Attention Detroit-Area Artists: Application Process for Kresge Artist Fellowships Opens Dec. 1st

We recently published a post titled "What Is Kresge Looking For In Future Artist Fellows?" in which we examined the things Detroit-area artists need to keep in mind when applying for the foundation's Artist Fellowships and its $25,000 prize.

We'll succinctly paraphrase the answer to that question momentarily, but until then, we'd like to build the suspense by passing along the news that, just like that, the foundation announced it will open the application process on December 1st for 2015's round of Artist Fellowships. The online application must be completed by Thursday, January 22, 2015.

Time flies, huh?

The fellowships will provide support for nine literary artists and nine visual artists living and working in metropolitan Detroit (Wayne, Oakland and Macomb counties), whose "commitment to artistic achievement in contemporary or traditional forms is evident in the quality of their work."

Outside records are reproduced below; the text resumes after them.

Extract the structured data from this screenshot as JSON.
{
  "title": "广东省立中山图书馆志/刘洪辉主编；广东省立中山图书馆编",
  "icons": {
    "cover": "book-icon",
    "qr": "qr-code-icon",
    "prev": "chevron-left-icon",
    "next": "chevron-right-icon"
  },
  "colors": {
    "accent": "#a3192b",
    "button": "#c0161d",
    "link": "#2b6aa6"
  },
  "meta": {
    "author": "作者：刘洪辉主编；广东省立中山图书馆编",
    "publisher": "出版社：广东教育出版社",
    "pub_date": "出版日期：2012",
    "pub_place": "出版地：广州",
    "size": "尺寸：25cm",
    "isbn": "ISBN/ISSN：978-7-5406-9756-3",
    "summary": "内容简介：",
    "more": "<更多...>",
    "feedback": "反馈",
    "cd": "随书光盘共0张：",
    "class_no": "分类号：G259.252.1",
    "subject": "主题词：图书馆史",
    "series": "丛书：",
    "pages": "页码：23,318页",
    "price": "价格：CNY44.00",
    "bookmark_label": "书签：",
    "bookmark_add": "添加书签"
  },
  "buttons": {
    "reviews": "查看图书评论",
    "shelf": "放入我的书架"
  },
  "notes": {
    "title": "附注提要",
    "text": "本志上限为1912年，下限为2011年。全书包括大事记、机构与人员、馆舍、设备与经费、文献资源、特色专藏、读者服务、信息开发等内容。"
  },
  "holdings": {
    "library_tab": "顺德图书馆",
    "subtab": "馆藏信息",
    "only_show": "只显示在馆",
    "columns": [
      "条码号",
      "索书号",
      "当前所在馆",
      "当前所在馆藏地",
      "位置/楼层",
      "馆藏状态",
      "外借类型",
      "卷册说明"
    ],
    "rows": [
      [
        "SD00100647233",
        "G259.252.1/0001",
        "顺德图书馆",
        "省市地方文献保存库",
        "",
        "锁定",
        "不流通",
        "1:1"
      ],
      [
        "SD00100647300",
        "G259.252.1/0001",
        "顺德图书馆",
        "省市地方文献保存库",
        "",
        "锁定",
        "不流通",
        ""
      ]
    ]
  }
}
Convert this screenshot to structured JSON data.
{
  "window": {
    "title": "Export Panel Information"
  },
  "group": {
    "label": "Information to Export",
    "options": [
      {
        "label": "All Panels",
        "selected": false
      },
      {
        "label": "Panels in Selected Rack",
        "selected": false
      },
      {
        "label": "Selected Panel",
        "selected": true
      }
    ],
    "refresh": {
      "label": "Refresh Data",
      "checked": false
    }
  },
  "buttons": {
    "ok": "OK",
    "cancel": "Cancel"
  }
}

Artists working in the fields of literary arts and visual arts may apply. The former includes fields like creative nonfiction, fiction, poetry, and spoken word. The latter includes things like book arts, ceramics, drawing, glass, installation, metalwork, painting, photography, performance art, printmaking, sculpture, and more.

Moreover, the foundation is helping applicants navigate the process by providing an online guide as well as two informational sessions. These sessions include "Developing a Strong Application" and "Navigating the Online System."

You'll note, however, it is not offering a session titled "What Type of Proposal Will Increase Your Chances of Getting Grant." And we can't blame them. That would be slightly crass. If you take a closer look at the online guide, you'll get some tantalizing crumbs, albeit wrapped in familiar boilerplate application language (e.g. "Fellowships recognize creative vision and commitment to excellence"). Fair enough.

This is why we encourage you, once again, to check out our aforementioned post. In a nutshell, all art is contextual, and Kresge is looking for artists who convey a sense of renewal and regeneration in the wake of Detroit's bankruptcy.

Take it away, Rip Rapson, president of the foundation: "As we look to a future beyond the city’s bankruptcy, artists provide an indispensable wellspring of insight and creativity from which our community can draw inspiration and hope."

In short, optimism sells. Dial back the doom and gloom.